Headway is being made to increase high level skills
There are now too few jobs for UK graduates, and the gap between the supply of high-level workers and jobs for them is growing, a report suggests.
The report by the UK Commission for Employment and Skills says businesses need to show more vision and be more ambitious to offer highly skilled jobs.
It says targets for the year 2020 to raise the skills of those with low or intermediate skills will not be met.
Ministers say the report is out of date and employers must play their part.
Firms should do more to invest in skills, they say.
The report criticises leadership and management in the UK, describing "a long tail of managers who are not well qualified and do not apply accepted management practices".
Unless they improve, economic performance will not improve either, it says.
The UKCES is an independent body set up by government to improve employment and skills, and its report looks at how likely the UK is to meet specific targets for the year 2020.
- 90%+ of the workforce to be qualified to at least Level 2 (equivalent to five good GCSEs)
- 68% of the workforce to be qualified to at least Level 3 (equivalent to two A-levels)
- 40% of the workforce to be qualified to at least Level 4 (degree level)
Based on government figures for how many people were learning in 2006, and assuming current trends continue, the report says the UK will only achieve the Level 4 target.
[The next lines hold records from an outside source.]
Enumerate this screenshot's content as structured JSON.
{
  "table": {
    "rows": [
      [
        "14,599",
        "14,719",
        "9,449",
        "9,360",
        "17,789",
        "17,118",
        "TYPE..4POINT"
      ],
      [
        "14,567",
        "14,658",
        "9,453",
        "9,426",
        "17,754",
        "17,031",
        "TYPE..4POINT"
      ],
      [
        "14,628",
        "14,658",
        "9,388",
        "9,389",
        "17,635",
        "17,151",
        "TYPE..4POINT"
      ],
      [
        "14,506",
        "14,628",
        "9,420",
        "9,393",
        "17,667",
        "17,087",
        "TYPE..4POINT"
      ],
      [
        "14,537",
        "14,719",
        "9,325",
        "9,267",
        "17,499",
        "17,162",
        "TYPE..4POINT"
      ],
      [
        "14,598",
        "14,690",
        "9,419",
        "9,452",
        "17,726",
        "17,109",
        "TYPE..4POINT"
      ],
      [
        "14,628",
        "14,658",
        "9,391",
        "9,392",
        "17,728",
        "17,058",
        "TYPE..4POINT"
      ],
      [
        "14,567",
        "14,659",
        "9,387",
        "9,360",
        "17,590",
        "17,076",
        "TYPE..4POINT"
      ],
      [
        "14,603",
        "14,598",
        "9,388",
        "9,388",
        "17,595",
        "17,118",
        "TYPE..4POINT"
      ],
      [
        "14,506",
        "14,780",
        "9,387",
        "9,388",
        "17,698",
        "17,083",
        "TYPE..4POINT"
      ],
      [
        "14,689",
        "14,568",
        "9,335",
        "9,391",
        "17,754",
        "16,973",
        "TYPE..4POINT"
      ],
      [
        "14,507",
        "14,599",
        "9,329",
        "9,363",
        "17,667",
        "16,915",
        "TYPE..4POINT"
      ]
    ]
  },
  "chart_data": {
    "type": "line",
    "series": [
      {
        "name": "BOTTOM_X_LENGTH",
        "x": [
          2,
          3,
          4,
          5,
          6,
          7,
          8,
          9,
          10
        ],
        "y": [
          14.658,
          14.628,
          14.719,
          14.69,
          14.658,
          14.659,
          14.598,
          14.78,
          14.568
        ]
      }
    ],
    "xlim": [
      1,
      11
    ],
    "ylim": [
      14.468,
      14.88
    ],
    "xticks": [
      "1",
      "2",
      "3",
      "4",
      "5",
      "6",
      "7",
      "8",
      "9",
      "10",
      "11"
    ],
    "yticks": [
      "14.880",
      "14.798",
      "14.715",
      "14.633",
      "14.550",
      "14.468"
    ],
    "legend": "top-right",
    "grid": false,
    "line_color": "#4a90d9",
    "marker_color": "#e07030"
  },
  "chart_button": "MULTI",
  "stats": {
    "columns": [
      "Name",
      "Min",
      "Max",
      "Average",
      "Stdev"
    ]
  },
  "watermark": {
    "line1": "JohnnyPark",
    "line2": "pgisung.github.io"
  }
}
It says "strong action" is needed to change these predictions.
These targets evolved from recommendations by a major report on skills written by Lord Leitch at the end of 2006.
Lord Leitch also said 95% of the UK population should have functional literacy and numeracy by 2020.
But the UK will only meet the target for literacy, the UKCES says.
Its report says: "The proportion of jobs requiring higher levels of qualifications has been rising whilst the proportion requiring low or no qualification has been declining.
"This trend has profound implications for vulnerable groups and people facing multiple barriers to employment."
With regard to the high skills "mismatch", it says the growth in high skill people significantly exceeds the growth in high skill jobs, with an increase in overqualified staff, particularly graduates.
To change this, investment should be made in raising the ambitions of employers as well as skills supply.
"The UK has too few high performance workplaces," it concludes.
General Secretary of the Trade Union Congress, Brendan Barber, agreed that raising ambition was the responsibility of businesses:
"Government must also take note of the finding that improving skills is only part of the solution," he said.
"Too few businesses are operating in high value-added sectors and too many employees are over-qualified for their job. Tackling these challenges requires a wider economic strategy."
"The government, unions and employers must continue to invest in training in order to protect as many jobs as possible during the downturn.
England's Skills Secretary, John Denham, said: "This report vindicates our long held position that investment in skills is key to our future prosperity and should be a priority for individuals and employers as well as government.
"However many of its projections are based on 2006 data and assume no further action will be taken by government.
"Since 2006 the government has published the Leitch report, begun to transform the skills system, invested heavily in skills to the tune of over £5 billion in 2009-10 and 7.4 million adults have gained a qualification.
"We are acting now to protect our future prosperity."